Traditional insulation material consists of fiberglass, mineral wool, foam glass, cellular glass, and calcium silicate (i.e., aerogel). Along with these materials, facility owners and builders often use jacketing materials such as aluminum, stainless steel, and PVC.
But even when facility managers choose insulation material with a high R-Value and low K-Factor it’s no guarantee they’ll achieve energy conservation through insulation. That’s because facility owners and the installer of an insulation blanket may not be using best practices.
To consistently save energy and reduce greenhouse gas emissions, insulation material must stay on equipment and components. From the perspective of the facility worker, he or she must regularly inspect, service and sometimes repair equipment blanketed with insulation. All insulation material is removable, but it’s not always reusable. So, when a maintenance worker inspects, say, a control valve in a pressure reducing station the insulation must come off. If the insulation’s quality or design is poor, the maintenance worker won’t be able to easily return the insulation to the component he or she removed it from. And that, in turn, causes energy loss.

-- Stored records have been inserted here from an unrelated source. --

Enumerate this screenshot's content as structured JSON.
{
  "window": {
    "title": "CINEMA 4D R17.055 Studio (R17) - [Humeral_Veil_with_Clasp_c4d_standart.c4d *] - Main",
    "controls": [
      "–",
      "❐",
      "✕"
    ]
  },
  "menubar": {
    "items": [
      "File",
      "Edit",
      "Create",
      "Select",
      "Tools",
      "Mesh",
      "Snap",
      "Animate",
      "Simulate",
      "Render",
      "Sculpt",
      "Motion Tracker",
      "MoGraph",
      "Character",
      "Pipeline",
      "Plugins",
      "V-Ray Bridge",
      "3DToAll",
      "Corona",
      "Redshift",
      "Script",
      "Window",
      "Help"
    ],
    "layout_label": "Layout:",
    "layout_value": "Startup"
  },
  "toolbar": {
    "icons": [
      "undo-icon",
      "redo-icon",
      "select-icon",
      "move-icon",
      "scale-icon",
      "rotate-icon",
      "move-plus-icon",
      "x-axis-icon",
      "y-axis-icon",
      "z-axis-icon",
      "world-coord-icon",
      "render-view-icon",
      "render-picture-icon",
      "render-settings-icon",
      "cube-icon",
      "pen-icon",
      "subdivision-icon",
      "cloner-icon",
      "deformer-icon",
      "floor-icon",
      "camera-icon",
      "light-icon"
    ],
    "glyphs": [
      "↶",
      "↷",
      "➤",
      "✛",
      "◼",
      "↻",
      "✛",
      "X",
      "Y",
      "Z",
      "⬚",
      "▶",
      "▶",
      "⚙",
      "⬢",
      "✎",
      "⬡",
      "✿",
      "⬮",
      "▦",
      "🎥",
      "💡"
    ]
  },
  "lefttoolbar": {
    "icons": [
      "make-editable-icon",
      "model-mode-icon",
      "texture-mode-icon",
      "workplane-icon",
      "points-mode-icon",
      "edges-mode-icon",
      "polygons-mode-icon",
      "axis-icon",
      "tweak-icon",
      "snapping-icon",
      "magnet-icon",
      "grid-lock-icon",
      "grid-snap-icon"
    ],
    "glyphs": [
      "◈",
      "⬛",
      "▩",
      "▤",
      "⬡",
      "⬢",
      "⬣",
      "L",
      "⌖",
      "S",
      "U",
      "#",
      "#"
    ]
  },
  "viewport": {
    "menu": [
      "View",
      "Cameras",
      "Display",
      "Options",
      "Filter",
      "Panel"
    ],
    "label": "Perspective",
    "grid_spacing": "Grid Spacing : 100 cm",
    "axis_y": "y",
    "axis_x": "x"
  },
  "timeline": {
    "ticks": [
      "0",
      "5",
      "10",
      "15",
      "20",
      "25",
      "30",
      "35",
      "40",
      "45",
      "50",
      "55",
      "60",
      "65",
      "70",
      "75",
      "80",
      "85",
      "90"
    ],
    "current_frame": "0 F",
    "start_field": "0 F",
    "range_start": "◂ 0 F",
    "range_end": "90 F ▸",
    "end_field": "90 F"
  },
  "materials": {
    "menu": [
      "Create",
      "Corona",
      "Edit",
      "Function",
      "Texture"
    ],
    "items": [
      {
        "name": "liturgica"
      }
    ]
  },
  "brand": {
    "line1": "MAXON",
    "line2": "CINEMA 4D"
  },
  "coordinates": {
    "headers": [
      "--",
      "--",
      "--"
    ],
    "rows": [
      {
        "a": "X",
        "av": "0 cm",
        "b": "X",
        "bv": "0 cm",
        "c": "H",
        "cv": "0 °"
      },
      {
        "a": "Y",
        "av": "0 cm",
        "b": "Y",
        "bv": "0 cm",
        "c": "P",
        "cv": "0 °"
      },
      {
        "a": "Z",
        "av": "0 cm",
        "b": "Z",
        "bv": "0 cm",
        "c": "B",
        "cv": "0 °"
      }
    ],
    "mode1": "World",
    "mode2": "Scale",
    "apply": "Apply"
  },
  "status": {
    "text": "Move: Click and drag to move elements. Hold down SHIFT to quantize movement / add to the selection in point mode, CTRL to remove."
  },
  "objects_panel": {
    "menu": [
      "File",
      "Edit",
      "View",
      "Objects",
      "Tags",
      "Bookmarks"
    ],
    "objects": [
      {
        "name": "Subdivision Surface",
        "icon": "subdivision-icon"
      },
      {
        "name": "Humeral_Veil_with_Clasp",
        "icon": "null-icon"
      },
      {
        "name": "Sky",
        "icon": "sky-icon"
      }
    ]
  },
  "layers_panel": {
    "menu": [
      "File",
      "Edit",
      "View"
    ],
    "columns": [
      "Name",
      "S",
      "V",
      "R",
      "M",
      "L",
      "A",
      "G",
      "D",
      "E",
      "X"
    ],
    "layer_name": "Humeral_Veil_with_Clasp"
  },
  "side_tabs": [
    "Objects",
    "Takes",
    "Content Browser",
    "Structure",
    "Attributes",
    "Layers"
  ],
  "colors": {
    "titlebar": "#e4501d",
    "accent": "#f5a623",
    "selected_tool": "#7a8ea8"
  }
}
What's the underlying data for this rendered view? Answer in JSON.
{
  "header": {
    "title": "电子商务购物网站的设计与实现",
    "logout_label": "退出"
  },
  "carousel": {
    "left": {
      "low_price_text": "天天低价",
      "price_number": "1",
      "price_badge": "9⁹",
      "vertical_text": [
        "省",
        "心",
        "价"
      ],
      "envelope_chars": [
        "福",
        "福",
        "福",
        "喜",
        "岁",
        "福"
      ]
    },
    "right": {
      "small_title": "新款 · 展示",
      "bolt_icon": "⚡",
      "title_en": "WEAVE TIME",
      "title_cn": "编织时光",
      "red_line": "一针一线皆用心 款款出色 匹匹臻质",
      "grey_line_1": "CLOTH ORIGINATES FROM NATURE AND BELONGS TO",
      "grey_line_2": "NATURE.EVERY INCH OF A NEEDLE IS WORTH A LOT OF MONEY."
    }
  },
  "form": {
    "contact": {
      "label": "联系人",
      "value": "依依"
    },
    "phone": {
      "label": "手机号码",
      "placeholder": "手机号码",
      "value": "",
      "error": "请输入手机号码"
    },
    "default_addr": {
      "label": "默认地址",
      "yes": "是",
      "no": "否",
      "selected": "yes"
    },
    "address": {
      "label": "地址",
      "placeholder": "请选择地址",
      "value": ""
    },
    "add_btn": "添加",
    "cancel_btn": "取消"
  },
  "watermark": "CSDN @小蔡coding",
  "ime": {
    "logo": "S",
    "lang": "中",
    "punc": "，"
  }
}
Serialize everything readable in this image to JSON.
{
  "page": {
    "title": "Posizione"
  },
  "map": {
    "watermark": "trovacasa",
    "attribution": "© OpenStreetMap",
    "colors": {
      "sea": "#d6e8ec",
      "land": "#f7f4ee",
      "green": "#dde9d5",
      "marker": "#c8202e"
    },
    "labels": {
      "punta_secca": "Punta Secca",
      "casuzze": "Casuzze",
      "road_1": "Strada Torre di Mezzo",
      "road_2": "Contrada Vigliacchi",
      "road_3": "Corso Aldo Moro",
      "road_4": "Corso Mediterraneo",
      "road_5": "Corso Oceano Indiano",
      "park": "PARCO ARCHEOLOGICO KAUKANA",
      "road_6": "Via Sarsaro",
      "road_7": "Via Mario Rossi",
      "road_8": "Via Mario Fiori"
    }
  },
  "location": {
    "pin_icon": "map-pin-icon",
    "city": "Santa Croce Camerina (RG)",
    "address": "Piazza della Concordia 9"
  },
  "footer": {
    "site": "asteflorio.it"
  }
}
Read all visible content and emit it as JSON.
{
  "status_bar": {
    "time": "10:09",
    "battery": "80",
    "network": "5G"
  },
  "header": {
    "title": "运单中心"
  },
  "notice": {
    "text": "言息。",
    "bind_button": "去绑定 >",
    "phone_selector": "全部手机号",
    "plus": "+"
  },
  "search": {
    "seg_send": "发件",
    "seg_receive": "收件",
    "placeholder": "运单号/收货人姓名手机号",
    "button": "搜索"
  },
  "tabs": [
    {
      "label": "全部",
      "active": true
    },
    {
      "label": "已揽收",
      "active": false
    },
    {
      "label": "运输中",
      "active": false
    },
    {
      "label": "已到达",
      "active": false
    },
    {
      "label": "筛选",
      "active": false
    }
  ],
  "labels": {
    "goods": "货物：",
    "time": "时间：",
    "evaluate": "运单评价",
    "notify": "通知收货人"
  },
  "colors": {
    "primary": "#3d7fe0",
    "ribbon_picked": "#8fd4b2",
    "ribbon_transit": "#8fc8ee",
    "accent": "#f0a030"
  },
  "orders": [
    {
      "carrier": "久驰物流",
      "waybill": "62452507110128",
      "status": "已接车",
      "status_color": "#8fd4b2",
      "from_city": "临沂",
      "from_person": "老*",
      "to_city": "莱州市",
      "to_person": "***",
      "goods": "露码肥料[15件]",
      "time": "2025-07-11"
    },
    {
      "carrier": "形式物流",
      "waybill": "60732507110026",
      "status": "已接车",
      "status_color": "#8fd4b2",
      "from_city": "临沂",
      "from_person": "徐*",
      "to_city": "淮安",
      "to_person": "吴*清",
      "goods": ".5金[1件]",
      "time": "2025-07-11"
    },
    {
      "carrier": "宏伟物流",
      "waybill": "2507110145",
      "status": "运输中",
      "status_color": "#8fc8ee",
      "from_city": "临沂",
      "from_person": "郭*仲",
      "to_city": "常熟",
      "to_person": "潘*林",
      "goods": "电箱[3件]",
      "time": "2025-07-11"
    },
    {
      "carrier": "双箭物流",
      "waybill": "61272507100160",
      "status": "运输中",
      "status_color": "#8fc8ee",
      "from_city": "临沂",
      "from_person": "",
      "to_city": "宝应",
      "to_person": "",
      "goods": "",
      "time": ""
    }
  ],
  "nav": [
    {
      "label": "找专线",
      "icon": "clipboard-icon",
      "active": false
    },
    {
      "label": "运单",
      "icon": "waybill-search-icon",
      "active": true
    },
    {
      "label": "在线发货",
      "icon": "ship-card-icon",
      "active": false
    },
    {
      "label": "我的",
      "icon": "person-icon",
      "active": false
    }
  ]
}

A conscientious facility manager may see the bare components and insulation piled up on the floor and ask a contractor to return and reinsulate these uncovered items. Making that happen assumes the insulation is in a condition to reinstall. Sometimes, contractors wrap components in a way that causes mechanics to tear through the insulation to make repairs. Asking a contractor to return requires a manager to make time for scheduling and, perhaps, escorting the contractor to the appropriate areas in a facility. The facility manager would need to develop a scope of work to ensure that the contractor targets all the uncovered areas. And there’s time required to walk through the facility to make sure the contractor successfully covered all the bare equipment and components.
A history of neglect
Facility managers are taxed with shouldering problems beyond lack of (or poorly made) insulation; they have production lines to run, hiring and scheduling challenges, and other to-dos they prioritize before energy conservation. Managers typically don’t see energy efficiency as a tangible benefit; to these managers, ensuring insulation is in place is a nuisance if they think about it at all.
From ‘known unknowns’ to ‘known knowns’
The American psychologists Luft and Ingham coined the phrase “known unknowns” in 1955 as part of an analysis called the Johari window. The phrase became part of pop culture when U.S. Secretary of Defense Donald Rumsfeld used it in 2002 to answer a question about Iraq. Known unknowns are worth mentioning because facility managers know insulation saves energy, but they often lack a compelling measure by which to understand the value. But what’s perceived by them as a known unknown is —to borrow another phrase from the Johari window – truly a known known. Here’s why: analyses show that, on average, it costs $300 to insulate each steam fitting on a system, and Shannon energy surveys combined with customer energy costs prove the annual savings from each insulation blanket ranges from $150 to $200 per year.
Knowing this, facility managers would then understand the importance of an investment in a reusable insulation blanket designed specifically for the intended application and manufactured according to standards and specifications tested by organizations like ASTM, ISO and UL. Facility managers would also stop turning to traditional, or conventional, insulation that’s applied again and again because it either:
- can’t be reused,
- falls apart due to shoddy workmanship, or
- lacks design standards and specifications.
Even if an insulation blanket seems to be reusable, it’s worth investigating the fit. For instance, a common problem Shannon sees in the field are gaps in how the insulation blanket conforms to a component—gaps cause heat to escape. Another issue is non-permanent fasteners that workers can’t reuse to put insulation back in place once removed. These issues diminish the efficiency of the facility and contribute to an increase in GHG.
Purchasing a low-quality, poorly designed insulation solution ultimately has a trash can as its destination. Combine that knowledge with the fact that a facility manager who buys a Shannon insulation blanket gets an ROI in about 24 months, and you have a valuable known known.